Nor can the Inquisition be blamed for judging her- esy a crime punishable by death; it was so held by all the civil courts of the times, and not without reason, because the heretics of those days were the initiators of rebellion in Catholic countries. At that time in England to be a Catholic was a crime punishable by death (see Penal Laws). Judged impartially, the In- quisition in New Spain appears as a tribunal which shares, it is true, the defects of contemporary methods, subject to mistakes like all other human institutions, more merciful than any other court under similar circumstances, above all if the relatively small num- ber of death sentences and the large number of recon- ciled be taken into consideration, as well as the glory of having accomplished at the cost of a small num- ber of lives, what the nations of Europe could not achieve even through the medium of long, bloody, fratricidal wars, the unity of religion and the preserva- tion of the faith. As regards the auto dc fe of 27 November, 181.5, which condemned D. Jos6 Maria Morelos, the principal leader of the war of independ- ence, see Morelos.

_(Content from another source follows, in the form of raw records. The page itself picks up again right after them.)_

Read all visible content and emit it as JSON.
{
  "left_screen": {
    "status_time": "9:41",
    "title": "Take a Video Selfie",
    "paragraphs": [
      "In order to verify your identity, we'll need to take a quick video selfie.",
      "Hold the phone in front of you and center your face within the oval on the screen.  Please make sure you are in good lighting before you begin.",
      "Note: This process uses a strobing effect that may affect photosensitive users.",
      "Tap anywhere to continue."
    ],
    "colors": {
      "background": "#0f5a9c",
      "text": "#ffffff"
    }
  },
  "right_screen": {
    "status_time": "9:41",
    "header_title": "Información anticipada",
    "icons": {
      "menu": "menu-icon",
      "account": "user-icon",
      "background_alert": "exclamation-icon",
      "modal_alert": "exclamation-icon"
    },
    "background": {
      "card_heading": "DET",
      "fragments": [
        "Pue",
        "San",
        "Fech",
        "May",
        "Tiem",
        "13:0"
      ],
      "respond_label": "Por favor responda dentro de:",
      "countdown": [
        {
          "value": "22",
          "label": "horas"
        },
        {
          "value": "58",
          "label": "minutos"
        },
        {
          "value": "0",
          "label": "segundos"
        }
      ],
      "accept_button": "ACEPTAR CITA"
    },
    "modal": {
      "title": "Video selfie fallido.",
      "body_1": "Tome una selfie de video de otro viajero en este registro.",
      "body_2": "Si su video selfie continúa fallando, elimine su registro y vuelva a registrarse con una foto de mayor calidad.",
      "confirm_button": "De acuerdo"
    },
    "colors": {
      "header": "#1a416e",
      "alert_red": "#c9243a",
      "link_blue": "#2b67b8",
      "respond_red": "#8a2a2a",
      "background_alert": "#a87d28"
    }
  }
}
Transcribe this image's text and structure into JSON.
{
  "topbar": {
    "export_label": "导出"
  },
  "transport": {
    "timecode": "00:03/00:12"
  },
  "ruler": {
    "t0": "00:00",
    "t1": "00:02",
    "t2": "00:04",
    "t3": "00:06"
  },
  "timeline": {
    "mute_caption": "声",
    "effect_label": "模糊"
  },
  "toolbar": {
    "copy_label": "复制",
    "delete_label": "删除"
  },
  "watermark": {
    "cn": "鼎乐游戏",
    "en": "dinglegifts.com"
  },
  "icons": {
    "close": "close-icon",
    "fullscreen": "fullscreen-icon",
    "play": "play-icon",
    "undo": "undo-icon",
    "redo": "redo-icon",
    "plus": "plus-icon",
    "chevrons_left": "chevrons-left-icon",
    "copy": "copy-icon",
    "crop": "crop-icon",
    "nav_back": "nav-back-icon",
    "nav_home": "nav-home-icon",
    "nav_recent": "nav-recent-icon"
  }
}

(7) The Spanish Government and the Colony. — Mexico having been conquered, Cortes, in virtue of the famous election of Vera Cruz and through force of circumstances, became the ruler. When, however, Charles V realized the importance of the conquest, without deposing Cortes, he began sending over other officials who, it may be said, were not very wisely chosen. Cortes, though outwardly complying, did not receive them well, doubtless because he foresaw that they would be a disturbing element in the re- cently conquered territories. When, however, he started on his famous expedition of the Hibueras, he showed equally little tact in selecting the men he left to fill his place. In the selection of the first Audiencia (152S-.31), composed of Nufio de Guzman, Juan Ortiz Matienzo, and Diego Degadillo, the emperor was even more tactless. The excesses and injustices of these judges were innumerable, and the ent ire colony suffered. Everything changed under the government of the second Audiencia (1531-3,5), composed of Bishop Sebastian Ramirez de Fuen Leal, D. Vasco de Quiroga, D. Francisco Ceinos, and D. Juan Salmeron. Be- ginning the work of reconstruction with zeal and per- fect integrity, they met at the very outset with an obstacle that greatly hampered them. The ancient legislation destroyed by the conquest had not been re- placed by any ot^her, while the Spanish code was en- tirely inadequate for the new dominions. To meet this situation, Spanish kings began formulating and